The next day I was embedded with a National Guard Unit providing support to the Long Beach Township Police Department in conducting a damage assessment of the hardest hit areas. One of the guardsman riding with me was a single mother of two, a student who also worked to support her family. In spite of the complexities of her life, her character and caring nature made it possible for her to volunteer for the mission to help those who were suffering.
So where is the face of the Church in all of this? Well, it's right where it should be. It's in veteran Detective Sergeant Steven Melega, who was baptized, married and raised his children in a church near the epicenter of the storm, devoting everything he has to keeping the island safe.
It's in the volunteers from Saint Francis of Assisi Parish on Long Beach Island in the Outreach Center at the National Guard Command, who aid and comfort seniors who have lost everything they've worked for all their lives. It's in the people manning the burners at St. Pius the X Parish, Forked River, providing clothes, supplies and hot meals all day long. It's where the Church in her finest hour shines the brightest – in her people.
The reservoir of greatness in each one of us is deeper than we can ever know.
Sandy may, in fact, have been the “perfect storm,” bringing cataclysmic destruction and suffering, but when the faithful step up in their communities, and for every person stricken by tragedy hundreds show up to help, what you have is people living up to the greatness God instilled in them.
What you have is a moment of Grace.

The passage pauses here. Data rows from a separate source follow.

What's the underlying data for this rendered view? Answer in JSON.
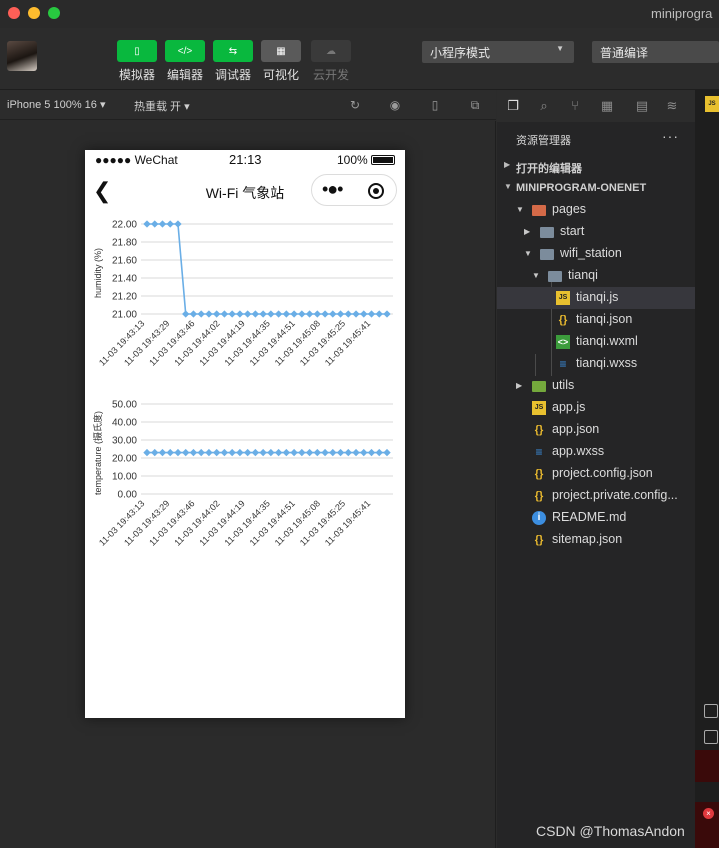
{
  "window": {
    "title": "miniprogra",
    "traffic_lights": [
      "close-icon",
      "minimize-icon",
      "maximize-icon"
    ]
  },
  "toolbar": {
    "buttons": [
      {
        "label": "模拟器",
        "icon": "phone-icon"
      },
      {
        "label": "编辑器",
        "icon": "code-icon"
      },
      {
        "label": "调试器",
        "icon": "debugger-icon"
      },
      {
        "label": "可视化",
        "icon": "layout-icon"
      },
      {
        "label": "云开发",
        "icon": "cloud-icon"
      }
    ],
    "mode_select": "小程序模式",
    "compile_select": "普通编译"
  },
  "simulator_bar": {
    "device": "iPhone 5 100% 16",
    "hot_reload": "热重载 开"
  },
  "phone": {
    "carrier": "●●●●● WeChat",
    "time": "21:13",
    "battery": "100%",
    "nav_title": "Wi-Fi 气象站",
    "capsule_more": "•●•"
  },
  "chart_data": [
    {
      "type": "line",
      "ylabel": "humidity (%)",
      "yticks": [
        "22.00",
        "21.80",
        "21.60",
        "21.40",
        "21.20",
        "21.00"
      ],
      "ylim": [
        21.0,
        22.0
      ],
      "grid": true,
      "x_tick_labels": [
        "11-03 19:43:13",
        "11-03 19:43:29",
        "11-03 19:43:46",
        "11-03 19:44:02",
        "11-03 19:44:19",
        "11-03 19:44:35",
        "11-03 19:44:51",
        "11-03 19:45:08",
        "11-03 19:45:25",
        "11-03 19:45:41"
      ],
      "series": [
        {
          "values": [
            22,
            22,
            22,
            22,
            22,
            21,
            21,
            21,
            21,
            21,
            21,
            21,
            21,
            21,
            21,
            21,
            21,
            21,
            21,
            21,
            21,
            21,
            21,
            21,
            21,
            21,
            21,
            21,
            21,
            21,
            21,
            21
          ]
        }
      ],
      "color": "#6aaee6"
    },
    {
      "type": "line",
      "ylabel": "temperature (摄氏度)",
      "yticks": [
        "50.00",
        "40.00",
        "30.00",
        "20.00",
        "10.00",
        "0.00"
      ],
      "ylim": [
        0,
        50
      ],
      "grid": true,
      "x_tick_labels": [
        "11-03 19:43:13",
        "11-03 19:43:29",
        "11-03 19:43:46",
        "11-03 19:44:02",
        "11-03 19:44:19",
        "11-03 19:44:35",
        "11-03 19:44:51",
        "11-03 19:45:08",
        "11-03 19:45:25",
        "11-03 19:45:41"
      ],
      "series": [
        {
          "values": [
            23,
            23,
            23,
            23,
            23,
            23,
            23,
            23,
            23,
            23,
            23,
            23,
            23,
            23,
            23,
            23,
            23,
            23,
            23,
            23,
            23,
            23,
            23,
            23,
            23,
            23,
            23,
            23,
            23,
            23,
            23,
            23
          ]
        }
      ],
      "color": "#6aaee6"
    }
  ],
  "explorer": {
    "title": "资源管理器",
    "more": "···",
    "open_editors": "打开的编辑器",
    "project": "MINIPROGRAM-ONENET",
    "tree": [
      {
        "name": "pages",
        "icon": "folder-icon"
      },
      {
        "name": "start",
        "icon": "folder-icon"
      },
      {
        "name": "wifi_station",
        "icon": "folder-icon"
      },
      {
        "name": "tianqi",
        "icon": "folder-icon"
      },
      {
        "name": "tianqi.js",
        "icon": "js-file-icon"
      },
      {
        "name": "tianqi.json",
        "icon": "json-file-icon"
      },
      {
        "name": "tianqi.wxml",
        "icon": "wxml-file-icon"
      },
      {
        "name": "tianqi.wxss",
        "icon": "wxss-file-icon"
      },
      {
        "name": "utils",
        "icon": "folder-icon"
      },
      {
        "name": "app.js",
        "icon": "js-file-icon"
      },
      {
        "name": "app.json",
        "icon": "json-file-icon"
      },
      {
        "name": "app.wxss",
        "icon": "wxss-file-icon"
      },
      {
        "name": "project.config.json",
        "icon": "json-file-icon"
      },
      {
        "name": "project.private.config...",
        "icon": "json-file-icon"
      },
      {
        "name": "README.md",
        "icon": "info-icon"
      },
      {
        "name": "sitemap.json",
        "icon": "json-file-icon"
      }
    ]
  },
  "watermark": "CSDN @ThomasAndon"
}
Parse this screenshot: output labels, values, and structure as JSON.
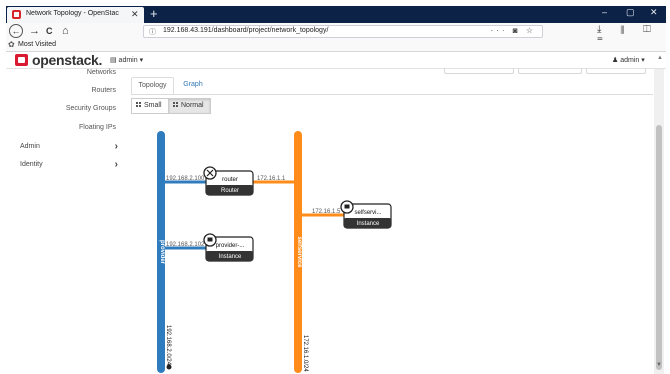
{
  "browser": {
    "tab_title": "Network Topology - OpenStac",
    "tab_close": "✕",
    "new_tab": "+",
    "window_controls": [
      "–",
      "▢",
      "✕"
    ],
    "back": "←",
    "forward": "→",
    "reload": "C",
    "home": "⌂",
    "url": "192.168.43.191/dashboard/project/network_topology/",
    "url_info_icon": "ⓘ",
    "url_actions": "··· ◙ ☆",
    "toolbar_icons": "⤓ ⫴ ◫ ≡",
    "bookmark_icon": "✿",
    "bookmark_label": "Most Visited"
  },
  "header": {
    "logo_text": "openstack.",
    "project_menu": "▤ admin ▾",
    "user_menu": "♟ admin ▾",
    "scroll_up": "▲"
  },
  "sidebar": {
    "items": [
      "Networks",
      "Routers",
      "Security Groups",
      "Floating IPs"
    ],
    "groups": [
      {
        "label": "Admin",
        "chevron": "›"
      },
      {
        "label": "Identity",
        "chevron": "›"
      }
    ]
  },
  "content": {
    "tabs": [
      "Topology",
      "Graph"
    ],
    "active_tab": "Topology",
    "size_buttons": [
      "Small",
      "Normal"
    ],
    "active_size": "Normal"
  },
  "topology": {
    "networks": [
      {
        "name": "provider",
        "cidr": "192.168.2.0/24",
        "color": "#2e7bbd"
      },
      {
        "name": "selfservice",
        "cidr": "172.16.1.0/24",
        "color": "#ff8c1a"
      }
    ],
    "devices": [
      {
        "name": "router",
        "type": "Router"
      },
      {
        "name": "selfservi...",
        "type": "Instance"
      },
      {
        "name": "provider-...",
        "type": "Instance"
      }
    ],
    "port_labels": [
      "192.168.2.100",
      "172.16.1.1",
      "172.16.1.5",
      "192.168.2.102"
    ],
    "link_colors": {
      "provider": "#2e7bbd",
      "selfservice": "#ff8c1a"
    }
  },
  "scrollbar": {
    "down_arrow": "▼"
  }
}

Jeff Bruno is a long-time freelance photographer supporting the work of The Monitor, and a member of St. Mary Parish, Barnegat.[[In-content Ad]]